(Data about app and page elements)
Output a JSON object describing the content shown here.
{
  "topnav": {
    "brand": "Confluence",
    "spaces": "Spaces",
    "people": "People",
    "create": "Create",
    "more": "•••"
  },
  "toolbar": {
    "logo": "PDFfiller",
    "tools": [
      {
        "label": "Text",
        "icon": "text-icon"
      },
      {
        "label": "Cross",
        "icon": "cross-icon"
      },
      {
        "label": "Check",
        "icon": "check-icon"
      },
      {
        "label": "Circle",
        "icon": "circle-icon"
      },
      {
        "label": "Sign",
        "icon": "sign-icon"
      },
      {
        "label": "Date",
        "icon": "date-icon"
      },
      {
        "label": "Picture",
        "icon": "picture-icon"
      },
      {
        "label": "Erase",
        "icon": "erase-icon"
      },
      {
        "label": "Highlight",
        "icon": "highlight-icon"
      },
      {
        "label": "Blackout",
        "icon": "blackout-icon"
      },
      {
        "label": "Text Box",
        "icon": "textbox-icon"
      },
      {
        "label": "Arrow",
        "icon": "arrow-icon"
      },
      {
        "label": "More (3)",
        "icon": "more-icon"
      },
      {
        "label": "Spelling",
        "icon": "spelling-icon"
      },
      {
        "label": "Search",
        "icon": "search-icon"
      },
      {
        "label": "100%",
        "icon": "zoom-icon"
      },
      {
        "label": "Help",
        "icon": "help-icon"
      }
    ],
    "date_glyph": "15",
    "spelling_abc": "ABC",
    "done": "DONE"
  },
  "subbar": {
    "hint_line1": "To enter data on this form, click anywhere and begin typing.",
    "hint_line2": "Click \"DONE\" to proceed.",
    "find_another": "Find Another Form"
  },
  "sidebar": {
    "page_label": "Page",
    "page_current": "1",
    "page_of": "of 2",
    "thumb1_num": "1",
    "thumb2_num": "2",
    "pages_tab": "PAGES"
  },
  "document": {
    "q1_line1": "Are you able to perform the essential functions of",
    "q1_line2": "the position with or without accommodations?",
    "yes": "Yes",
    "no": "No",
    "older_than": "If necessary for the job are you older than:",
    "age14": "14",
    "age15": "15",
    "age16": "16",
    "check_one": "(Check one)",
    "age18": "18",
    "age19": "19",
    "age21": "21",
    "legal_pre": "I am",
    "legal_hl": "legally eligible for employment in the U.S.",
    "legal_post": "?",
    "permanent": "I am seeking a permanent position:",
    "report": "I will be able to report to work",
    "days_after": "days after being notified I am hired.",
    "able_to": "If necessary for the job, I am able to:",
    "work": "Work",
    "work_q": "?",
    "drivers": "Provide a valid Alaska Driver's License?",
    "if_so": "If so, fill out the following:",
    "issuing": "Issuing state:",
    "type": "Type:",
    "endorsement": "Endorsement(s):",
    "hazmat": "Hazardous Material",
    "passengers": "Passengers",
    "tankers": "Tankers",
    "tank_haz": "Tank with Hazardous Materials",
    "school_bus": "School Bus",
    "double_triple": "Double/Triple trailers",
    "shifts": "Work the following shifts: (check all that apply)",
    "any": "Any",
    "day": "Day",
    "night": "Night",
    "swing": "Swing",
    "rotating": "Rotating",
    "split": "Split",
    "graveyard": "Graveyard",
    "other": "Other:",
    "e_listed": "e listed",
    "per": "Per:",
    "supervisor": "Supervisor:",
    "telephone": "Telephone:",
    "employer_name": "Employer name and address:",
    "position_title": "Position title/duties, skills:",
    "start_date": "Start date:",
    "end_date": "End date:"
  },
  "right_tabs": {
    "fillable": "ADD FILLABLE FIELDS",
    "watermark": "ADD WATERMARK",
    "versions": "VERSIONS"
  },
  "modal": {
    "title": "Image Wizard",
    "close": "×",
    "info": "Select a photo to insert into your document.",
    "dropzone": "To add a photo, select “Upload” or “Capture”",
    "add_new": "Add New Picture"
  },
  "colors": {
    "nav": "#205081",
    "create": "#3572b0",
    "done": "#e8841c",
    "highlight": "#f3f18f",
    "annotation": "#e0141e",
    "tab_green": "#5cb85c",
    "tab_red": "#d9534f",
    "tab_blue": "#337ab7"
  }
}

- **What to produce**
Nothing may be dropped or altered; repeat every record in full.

- **Output of the task**
Output a JSON object describing the content shown here.
{
  "topnav": {
    "brand": "Confluence",
    "spaces": "Spaces",
    "people": "People",
    "create": "Create",
    "more": "•••"
  },
  "toolbar": {
    "logo": "PDFfiller",
    "tools": [
      {
        "label": "Text",
        "icon": "text-icon"
      },
      {
        "label": "Cross",
        "icon": "cross-icon"
      },
      {
        "label": "Check",
        "icon": "check-icon"
      },
      {
        "label": "Circle",
        "icon": "circle-icon"
      },
      {
        "label": "Sign",
        "icon": "sign-icon"
      },
      {
        "label": "Date",
        "icon": "date-icon"
      },
      {
        "label": "Picture",
        "icon": "picture-icon"
      },
      {
        "label": "Erase",
        "icon": "erase-icon"
      },
      {
        "label": "Highlight",
        "icon": "highlight-icon"
      },
      {
        "label": "Blackout",
        "icon": "blackout-icon"
      },
      {
        "label": "Text Box",
        "icon": "textbox-icon"
      },
      {
        "label": "Arrow",
        "icon": "arrow-icon"
      },
      {
        "label": "More (3)",
        "icon": "more-icon"
      },
      {
        "label": "Spelling",
        "icon": "spelling-icon"
      },
      {
        "label": "Search",
        "icon": "search-icon"
      },
      {
        "label": "100%",
        "icon": "zoom-icon"
      },
      {
        "label": "Help",
        "icon": "help-icon"
      }
    ],
    "date_glyph": "15",
    "spelling_abc": "ABC",
    "done": "DONE"
  },
  "subbar": {
    "hint_line1": "To enter data on this form, click anywhere and begin typing.",
    "hint_line2": "Click \"DONE\" to proceed.",
    "find_another": "Find Another Form"
  },
  "sidebar": {
    "page_label": "Page",
    "page_current": "1",
    "page_of": "of 2",
    "thumb1_num": "1",
    "thumb2_num": "2",
    "pages_tab": "PAGES"
  },
  "document": {
    "q1_line1": "Are you able to perform the essential functions of",
    "q1_line2": "the position with or without accommodations?",
    "yes": "Yes",
    "no": "No",
    "older_than": "If necessary for the job are you older than:",
    "age14": "14",
    "age15": "15",
    "age16": "16",
    "check_one": "(Check one)",
    "age18": "18",
    "age19": "19",
    "age21": "21",
    "legal_pre": "I am",
    "legal_hl": "legally eligible for employment in the U.S.",
    "legal_post": "?",
    "permanent": "I am seeking a permanent position:",
    "report": "I will be able to report to work",
    "days_after": "days after being notified I am hired.",
    "able_to": "If necessary for the job, I am able to:",
    "work": "Work",
    "work_q": "?",
    "drivers": "Provide a valid Alaska Driver's License?",
    "if_so": "If so, fill out the following:",
    "issuing": "Issuing state:",
    "type": "Type:",
    "endorsement": "Endorsement(s):",
    "hazmat": "Hazardous Material",
    "passengers": "Passengers",
    "tankers": "Tankers",
    "tank_haz": "Tank with Hazardous Materials",
    "school_bus": "School Bus",
    "double_triple": "Double/Triple trailers",
    "shifts": "Work the following shifts: (check all that apply)",
    "any": "Any",
    "day": "Day",
    "night": "Night",
    "swing": "Swing",
    "rotating": "Rotating",
    "split": "Split",
    "graveyard": "Graveyard",
    "other": "Other:",
    "e_listed": "e listed",
    "per": "Per:",
    "supervisor": "Supervisor:",
    "telephone": "Telephone:",
    "employer_name": "Employer name and address:",
    "position_title": "Position title/duties, skills:",
    "start_date": "Start date:",
    "end_date": "End date:"
  },
  "right_tabs": {
    "fillable": "ADD FILLABLE FIELDS",
    "watermark": "ADD WATERMARK",
    "versions": "VERSIONS"
  },
  "modal": {
    "title": "Image Wizard",
    "close": "×",
    "info": "Select a photo to insert into your document.",
    "dropzone": "To add a photo, select “Upload” or “Capture”",
    "add_new": "Add New Picture"
  },
  "colors": {
    "nav": "#205081",
    "create": "#3572b0",
    "done": "#e8841c",
    "highlight": "#f3f18f",
    "annotation": "#e0141e",
    "tab_green": "#5cb85c",
    "tab_red": "#d9534f",
    "tab_blue": "#337ab7"
  }
}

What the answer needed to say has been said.